To this assessment, add the first sentence in the Conclusion: “The financial difficulties facing Social Security and Medicare pose serious challenges.” What does “serious challenge” mean? Think of December 7, 1941, on board the U.S.S. Arizona. Imagine this sound: “Aye-oo-ga! Aye-oo-ga! Abandon ship! Abandon ship!”
We are assured that Social Security’s problem is merely difficult. (“Yellow alert! Yellow alert!”)
For Social Security, the reform options are relatively well understood but the choices are difficult.
The Social Security options are very well understood by Congress, but not the public. These options have been understood by Congress ever since 1983, when Reagan hiked FICA taxes.
The political choice was difficult in 1983, back when Reagan still thought he could balance the budget without vetoing spending bills sent up by Congress, which he usually signed into law. That was the year that the on-budget deficit hit $200 billion, a year before my 1977 prediction that it would hit $200 billion in 1984.
Reagan knew that red ink from the sale of Social Security Trust Fund assets back to the Treasury would push his on-budget budget even deeper into the red. He hiked FICA taxes to keep this from happening. Ever since then, Congress has played kick the can.
We ain’t seen nothin’ yet! The Conclusion concludes:
Medicare is a bigger challenge. Its cost growth can be contained without sacrificing quality of care only if health care cost growth more generally is contained. But despite the difficulties — indeed, because of the difficulties — it is essential that action be taken soon, particularly to control health care costs.
We are on board a replica of a 19th-century Mississippi paddle wheel steamboat. Nostalgia is always popular. The illusion of the good old days still sells. The engine is chugging faster and faster. The captain and crew decided long ago never to put the engine into reverse.
We are floating down the fiscal river of no return. We are moving faster and faster. Some of us can hear the falls ahead. The sound gets louder and louder. But our companions on board say, “Let’s party!” They head for the dining room. After that, they will head for the slot machines.
Americans respond favorably to these words: “Free” and “all you can eat.” That is what politicians promise.

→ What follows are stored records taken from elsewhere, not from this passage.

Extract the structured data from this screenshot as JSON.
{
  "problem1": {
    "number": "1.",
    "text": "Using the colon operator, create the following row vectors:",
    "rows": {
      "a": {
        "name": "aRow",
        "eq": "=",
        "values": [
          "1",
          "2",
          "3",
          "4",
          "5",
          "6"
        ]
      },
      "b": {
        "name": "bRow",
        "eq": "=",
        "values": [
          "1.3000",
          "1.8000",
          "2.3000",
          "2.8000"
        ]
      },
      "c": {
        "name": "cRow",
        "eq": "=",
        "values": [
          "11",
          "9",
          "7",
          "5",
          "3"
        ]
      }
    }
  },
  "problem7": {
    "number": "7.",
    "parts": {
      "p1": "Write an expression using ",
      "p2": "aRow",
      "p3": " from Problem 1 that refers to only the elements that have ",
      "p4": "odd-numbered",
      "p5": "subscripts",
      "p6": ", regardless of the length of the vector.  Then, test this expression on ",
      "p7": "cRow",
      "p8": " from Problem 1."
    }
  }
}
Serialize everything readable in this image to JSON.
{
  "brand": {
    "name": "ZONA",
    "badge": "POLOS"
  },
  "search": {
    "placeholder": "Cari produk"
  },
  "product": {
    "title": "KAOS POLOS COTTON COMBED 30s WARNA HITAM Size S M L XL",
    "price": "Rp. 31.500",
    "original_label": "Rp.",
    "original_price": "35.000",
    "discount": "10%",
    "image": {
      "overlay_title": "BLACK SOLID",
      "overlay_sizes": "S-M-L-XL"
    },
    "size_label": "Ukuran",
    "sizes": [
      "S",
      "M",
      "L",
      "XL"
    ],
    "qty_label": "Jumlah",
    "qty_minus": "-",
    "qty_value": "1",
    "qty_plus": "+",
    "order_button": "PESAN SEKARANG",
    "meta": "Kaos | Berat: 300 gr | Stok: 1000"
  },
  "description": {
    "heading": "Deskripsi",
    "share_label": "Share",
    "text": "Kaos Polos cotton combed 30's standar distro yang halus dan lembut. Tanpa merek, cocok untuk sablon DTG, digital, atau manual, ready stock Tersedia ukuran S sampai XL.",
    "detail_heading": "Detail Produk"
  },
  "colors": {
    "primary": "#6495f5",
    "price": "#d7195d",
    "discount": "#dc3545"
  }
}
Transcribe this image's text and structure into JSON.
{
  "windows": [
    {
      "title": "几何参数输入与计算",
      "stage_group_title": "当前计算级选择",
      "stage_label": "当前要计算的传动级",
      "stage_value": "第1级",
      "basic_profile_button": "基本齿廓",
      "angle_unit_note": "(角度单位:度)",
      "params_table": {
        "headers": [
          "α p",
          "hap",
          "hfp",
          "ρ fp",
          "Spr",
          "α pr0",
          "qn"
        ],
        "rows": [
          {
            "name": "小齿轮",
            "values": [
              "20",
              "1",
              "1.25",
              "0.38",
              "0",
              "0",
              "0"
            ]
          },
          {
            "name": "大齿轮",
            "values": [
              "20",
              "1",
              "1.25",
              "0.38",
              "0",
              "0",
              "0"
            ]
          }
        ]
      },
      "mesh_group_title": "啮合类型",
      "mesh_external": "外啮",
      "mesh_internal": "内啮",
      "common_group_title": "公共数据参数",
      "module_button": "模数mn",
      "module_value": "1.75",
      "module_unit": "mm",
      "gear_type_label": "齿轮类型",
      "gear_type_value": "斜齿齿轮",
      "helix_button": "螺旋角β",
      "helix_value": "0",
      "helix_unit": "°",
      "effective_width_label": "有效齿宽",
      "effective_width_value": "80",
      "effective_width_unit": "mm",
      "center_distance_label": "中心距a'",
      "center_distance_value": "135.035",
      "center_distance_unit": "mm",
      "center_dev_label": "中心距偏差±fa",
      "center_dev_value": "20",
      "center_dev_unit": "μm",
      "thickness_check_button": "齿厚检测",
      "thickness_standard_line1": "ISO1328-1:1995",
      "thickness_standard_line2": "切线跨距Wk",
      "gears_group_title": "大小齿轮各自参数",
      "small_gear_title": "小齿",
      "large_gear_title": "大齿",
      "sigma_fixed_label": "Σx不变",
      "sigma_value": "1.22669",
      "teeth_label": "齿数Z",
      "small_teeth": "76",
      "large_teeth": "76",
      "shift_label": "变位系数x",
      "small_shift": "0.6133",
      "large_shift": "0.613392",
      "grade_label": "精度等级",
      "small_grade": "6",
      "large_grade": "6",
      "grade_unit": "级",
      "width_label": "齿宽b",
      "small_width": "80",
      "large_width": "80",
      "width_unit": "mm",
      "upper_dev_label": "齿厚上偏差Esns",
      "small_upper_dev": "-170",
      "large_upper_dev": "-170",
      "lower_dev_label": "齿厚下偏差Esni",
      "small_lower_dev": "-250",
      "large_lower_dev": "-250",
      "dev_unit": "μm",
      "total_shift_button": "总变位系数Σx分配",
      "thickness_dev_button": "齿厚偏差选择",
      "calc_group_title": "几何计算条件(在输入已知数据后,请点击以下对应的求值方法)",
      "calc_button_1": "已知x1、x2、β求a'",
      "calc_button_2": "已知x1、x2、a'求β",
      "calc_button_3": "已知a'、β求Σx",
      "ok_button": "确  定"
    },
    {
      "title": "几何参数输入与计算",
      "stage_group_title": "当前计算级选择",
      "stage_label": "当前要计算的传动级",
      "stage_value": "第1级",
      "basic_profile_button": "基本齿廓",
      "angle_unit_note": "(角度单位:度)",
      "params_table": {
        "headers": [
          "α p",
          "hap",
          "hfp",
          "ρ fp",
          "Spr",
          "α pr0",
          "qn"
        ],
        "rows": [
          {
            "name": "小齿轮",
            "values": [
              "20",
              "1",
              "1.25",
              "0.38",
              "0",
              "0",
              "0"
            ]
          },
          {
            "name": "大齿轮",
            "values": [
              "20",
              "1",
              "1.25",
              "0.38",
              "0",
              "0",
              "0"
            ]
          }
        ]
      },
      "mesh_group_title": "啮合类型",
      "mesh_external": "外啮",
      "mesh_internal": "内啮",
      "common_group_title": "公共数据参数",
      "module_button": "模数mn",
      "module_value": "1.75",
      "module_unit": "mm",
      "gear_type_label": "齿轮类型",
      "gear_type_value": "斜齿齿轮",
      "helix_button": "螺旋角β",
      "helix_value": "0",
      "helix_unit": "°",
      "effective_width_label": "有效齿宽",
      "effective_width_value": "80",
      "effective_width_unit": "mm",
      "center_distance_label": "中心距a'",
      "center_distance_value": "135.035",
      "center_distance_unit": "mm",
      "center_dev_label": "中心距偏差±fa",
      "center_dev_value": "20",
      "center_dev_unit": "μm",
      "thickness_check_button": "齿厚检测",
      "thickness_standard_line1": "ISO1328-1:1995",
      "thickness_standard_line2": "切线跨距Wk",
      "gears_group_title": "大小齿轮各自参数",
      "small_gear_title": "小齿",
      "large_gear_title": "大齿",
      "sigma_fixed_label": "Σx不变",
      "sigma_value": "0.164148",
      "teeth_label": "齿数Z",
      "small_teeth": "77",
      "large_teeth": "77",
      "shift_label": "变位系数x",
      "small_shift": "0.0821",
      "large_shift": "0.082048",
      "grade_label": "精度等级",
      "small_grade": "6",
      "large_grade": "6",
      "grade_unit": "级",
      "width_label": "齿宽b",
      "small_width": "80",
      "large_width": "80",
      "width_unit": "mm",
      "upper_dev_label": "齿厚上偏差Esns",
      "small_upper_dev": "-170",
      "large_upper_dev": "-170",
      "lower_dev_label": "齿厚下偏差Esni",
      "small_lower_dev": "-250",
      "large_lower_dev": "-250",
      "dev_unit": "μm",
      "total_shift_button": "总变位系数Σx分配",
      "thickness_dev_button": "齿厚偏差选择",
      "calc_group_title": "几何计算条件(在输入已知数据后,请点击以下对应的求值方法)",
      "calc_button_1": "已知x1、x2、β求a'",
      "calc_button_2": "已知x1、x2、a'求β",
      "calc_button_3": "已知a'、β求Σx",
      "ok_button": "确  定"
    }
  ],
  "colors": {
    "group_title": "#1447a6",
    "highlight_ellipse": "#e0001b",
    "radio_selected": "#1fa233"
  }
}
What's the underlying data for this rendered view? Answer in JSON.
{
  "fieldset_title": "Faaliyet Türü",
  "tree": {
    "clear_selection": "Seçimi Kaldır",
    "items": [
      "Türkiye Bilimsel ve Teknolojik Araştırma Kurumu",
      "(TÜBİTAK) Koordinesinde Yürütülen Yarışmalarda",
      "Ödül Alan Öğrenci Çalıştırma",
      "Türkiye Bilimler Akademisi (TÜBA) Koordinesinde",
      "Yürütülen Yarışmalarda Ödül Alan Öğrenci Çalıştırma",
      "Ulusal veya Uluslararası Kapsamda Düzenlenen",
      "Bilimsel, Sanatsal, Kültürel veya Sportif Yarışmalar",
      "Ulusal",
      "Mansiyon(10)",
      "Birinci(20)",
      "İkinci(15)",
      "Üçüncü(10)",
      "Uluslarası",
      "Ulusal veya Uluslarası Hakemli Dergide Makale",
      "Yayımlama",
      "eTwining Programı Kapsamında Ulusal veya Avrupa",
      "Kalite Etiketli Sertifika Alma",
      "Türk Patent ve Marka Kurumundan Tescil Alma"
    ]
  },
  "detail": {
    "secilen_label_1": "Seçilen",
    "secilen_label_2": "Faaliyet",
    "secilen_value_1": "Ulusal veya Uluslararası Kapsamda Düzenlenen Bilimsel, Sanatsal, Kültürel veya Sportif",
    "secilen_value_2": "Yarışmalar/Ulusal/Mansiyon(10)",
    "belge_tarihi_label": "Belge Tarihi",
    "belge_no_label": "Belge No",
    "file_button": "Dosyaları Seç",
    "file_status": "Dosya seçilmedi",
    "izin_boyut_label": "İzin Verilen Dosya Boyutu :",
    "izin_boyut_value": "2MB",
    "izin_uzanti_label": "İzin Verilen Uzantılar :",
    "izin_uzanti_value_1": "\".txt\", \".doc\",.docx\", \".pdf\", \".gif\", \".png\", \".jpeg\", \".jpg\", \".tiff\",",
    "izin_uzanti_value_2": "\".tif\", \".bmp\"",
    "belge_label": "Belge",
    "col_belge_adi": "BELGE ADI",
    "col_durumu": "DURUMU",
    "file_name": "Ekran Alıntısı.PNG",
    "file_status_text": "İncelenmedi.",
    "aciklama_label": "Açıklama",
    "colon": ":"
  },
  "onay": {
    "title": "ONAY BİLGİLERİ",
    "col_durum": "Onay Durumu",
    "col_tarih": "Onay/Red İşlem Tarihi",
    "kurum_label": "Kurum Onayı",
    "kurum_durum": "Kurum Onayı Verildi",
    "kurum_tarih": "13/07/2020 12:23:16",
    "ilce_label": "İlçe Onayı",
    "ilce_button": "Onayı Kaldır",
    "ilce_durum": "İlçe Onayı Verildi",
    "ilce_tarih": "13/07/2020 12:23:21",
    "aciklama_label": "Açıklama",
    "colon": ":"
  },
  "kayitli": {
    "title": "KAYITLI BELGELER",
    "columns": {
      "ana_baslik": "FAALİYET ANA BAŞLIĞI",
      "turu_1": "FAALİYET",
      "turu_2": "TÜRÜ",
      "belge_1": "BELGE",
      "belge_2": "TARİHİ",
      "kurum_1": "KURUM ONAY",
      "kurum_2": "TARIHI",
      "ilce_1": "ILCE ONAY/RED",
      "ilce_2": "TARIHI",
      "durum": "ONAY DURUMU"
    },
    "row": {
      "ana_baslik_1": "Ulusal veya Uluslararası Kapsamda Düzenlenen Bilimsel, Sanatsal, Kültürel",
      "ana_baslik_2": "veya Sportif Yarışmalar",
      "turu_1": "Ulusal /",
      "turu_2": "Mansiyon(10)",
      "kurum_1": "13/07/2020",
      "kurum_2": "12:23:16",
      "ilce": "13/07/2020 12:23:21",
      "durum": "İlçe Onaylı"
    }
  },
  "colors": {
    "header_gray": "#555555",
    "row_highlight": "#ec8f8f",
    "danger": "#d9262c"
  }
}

Either the falls will get us (deflationary depression) or else an explosion of the overheated engine will (hyperinflation).
Our companions are still in the dining room or heading toward the slot machines. You and I should begin to move toward the lifeboats.